As a result of this observation, and the exact sequence in from a triangle, we find:

Corollary 4(resp. ) is closed under extensions.

In other words, if there is a triangle

with , then .

There is another result in BBD about compositions of truncation functors. Namely, let . It’s easy to see that (by considering the adjoints, for instance). It’s less obvious that

The intuition is that this functor is truncation in both directions, and it doesn’t matter which way one does the truncation. The actual proof, however, relies on the octahedral axiom for a triangulated category, and I shall omit it.

**3. The heart**

Let be an abelian category. Then the subcategory consists of complexes cohomologically concentrated in degree zero, i.e. complexes quasi-isomorphic to complexes consisting of one nonzero element in degree zero. That is, such complexes are just elements of , and in fact the natural functor

is an equivalence of categories.

In particular, the intersection is an *abelian* category. It turns out, however, that this fact is true of any -structure on a triangulated fact, which is a big result in BBD.

Theorem 5Let be a triangulated category with a -structure. Then is an abelian category .

This abelian category is called the **heart** of the -structure. One reason this fact is so important is that, while the only example of a -structure we have given so far is the natural one on a derived category, there are *other* less obvious -structures (even on plain old derived categories).

For instance, BBD defines a “perverse” -structure on the derived category of sheaves on a stratified topological space, which is quite far from the usual -structure. The heart of this category is *not* the usual category of sheaves, but instead the category of so-called *perverse sheaves.*

Let’s indicate how this is proved. For instance, we can describe the construction of kernels. Let be a morphism between two objects in the heart. We can imbed this in a triangle

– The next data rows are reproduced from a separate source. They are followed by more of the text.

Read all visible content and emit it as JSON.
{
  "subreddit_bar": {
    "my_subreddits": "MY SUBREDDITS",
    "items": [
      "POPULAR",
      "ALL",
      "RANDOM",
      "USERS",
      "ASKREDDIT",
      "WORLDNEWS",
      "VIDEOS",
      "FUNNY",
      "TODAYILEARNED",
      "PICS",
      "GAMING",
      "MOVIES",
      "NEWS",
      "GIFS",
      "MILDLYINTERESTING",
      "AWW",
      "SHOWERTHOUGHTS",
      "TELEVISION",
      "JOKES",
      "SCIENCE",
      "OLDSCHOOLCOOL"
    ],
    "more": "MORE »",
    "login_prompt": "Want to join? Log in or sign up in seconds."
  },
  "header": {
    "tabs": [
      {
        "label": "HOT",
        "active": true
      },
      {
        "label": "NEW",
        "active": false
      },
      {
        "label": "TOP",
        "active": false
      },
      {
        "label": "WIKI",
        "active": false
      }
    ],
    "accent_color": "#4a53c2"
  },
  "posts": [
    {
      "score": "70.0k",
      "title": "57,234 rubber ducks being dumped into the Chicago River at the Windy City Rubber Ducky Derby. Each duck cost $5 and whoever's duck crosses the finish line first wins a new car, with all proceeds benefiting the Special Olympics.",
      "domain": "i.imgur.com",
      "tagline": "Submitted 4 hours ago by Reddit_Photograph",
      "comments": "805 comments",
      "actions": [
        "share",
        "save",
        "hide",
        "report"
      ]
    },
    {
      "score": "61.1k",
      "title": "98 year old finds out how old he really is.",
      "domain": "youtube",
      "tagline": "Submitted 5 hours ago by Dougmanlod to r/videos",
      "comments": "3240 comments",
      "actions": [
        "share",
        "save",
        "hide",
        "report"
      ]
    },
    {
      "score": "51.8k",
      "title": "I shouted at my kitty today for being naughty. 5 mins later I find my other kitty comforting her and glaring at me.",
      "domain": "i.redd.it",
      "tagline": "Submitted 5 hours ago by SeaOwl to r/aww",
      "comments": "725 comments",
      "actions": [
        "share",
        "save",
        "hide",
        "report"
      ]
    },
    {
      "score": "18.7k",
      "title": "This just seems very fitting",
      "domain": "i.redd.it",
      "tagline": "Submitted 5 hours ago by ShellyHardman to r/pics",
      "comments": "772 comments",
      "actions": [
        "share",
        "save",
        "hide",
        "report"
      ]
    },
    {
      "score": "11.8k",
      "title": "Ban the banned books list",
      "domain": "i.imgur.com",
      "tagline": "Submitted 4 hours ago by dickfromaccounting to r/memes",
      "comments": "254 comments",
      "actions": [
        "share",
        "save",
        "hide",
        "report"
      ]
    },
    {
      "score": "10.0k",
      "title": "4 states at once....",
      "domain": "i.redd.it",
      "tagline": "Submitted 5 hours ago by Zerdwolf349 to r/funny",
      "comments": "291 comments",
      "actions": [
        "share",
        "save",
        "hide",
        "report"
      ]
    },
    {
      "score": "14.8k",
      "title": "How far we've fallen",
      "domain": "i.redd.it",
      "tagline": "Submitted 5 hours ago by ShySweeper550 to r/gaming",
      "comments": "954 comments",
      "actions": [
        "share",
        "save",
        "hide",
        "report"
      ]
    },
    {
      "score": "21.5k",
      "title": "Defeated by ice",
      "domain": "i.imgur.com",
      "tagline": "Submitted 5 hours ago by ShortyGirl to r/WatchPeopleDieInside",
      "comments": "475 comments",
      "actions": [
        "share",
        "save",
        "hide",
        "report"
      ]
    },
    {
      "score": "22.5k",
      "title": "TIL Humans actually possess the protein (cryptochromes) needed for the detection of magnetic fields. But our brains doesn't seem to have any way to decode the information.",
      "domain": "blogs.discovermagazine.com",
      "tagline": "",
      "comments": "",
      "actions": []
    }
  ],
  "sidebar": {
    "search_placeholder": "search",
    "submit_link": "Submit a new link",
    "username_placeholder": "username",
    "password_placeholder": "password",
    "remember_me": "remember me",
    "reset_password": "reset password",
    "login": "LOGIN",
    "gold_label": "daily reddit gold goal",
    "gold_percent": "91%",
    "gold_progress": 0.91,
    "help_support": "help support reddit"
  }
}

Now the problem is that is not really a cokernel or a kernel. One is supposed to think of it as the replacement that a triangulated category can offer, but it’s not quite the same thing. Moreover, might not live in the heart.

Fix . On the other hand, from rotating the triangle, we have an exact sequence

In other words, would be a kernel if not for the fact that it probably isn’t in . This suggests that we should take the closest thing to it: a suitable truncation.

Note that is still close to living in the heart. We can find an exact triangle

by rotation, which “sandwiches” between . This implies that at least because the two outer terms are there. In particular, .

So if we take the truncation , then mapping into from any is the same as mapping into . Also, because , one sees (and I’m skipping some details) that too. So we have the kernel.

The process of finding a cokernel is dual. To show that one has an abelian category, one should check that each monic is a kernel and every epic a cokernel. So let, for definiteness, be an epic morphism. We imbed it in an exact triangle . If , we have an exact sequence

This shows that for each . In particular, . Since we saw that , it follows that .

That is, is a translate of something in . When we consider the rotated triangle

we find that , and we will show is the cokernel of (which as above is the kernel of ). To see this, let ; then we have an exact sequence

which states that mapping out of is the same as mapping out of in such a way that the restriction to is zero. This is precisely the claim we wanted.

Next time, I’ll describe a means of “gluing” -structures, which will enable us to construct the category of perverse sheaves.

July 19, 2011 at 10:06 am

I heard once a claim that the proof of the decomposition theorem in BBD(G) is the hardest proof ever. Even if there are more difficult proofs out there this seems like quite a challenge for a (part of) summer poject! wow!

July 19, 2011 at 6:10 pm

BBD is certainly a very difficult paper. I haven’t gotten very far at this point (partially because my main goal is the Weil conjectures), but there is a lot to learn for me at this point.

July 20, 2011 at 9:45 pm

About weil conjecture,you can see Reinhardt Kiehl and rainer Weissauer’s book “weil conjectures,perverse sheaves and l’adic fourier transform”is uesful to me.

July 20, 2011 at 10:01 pm

Correct,It is useful to you,don’t understand to me,not useful.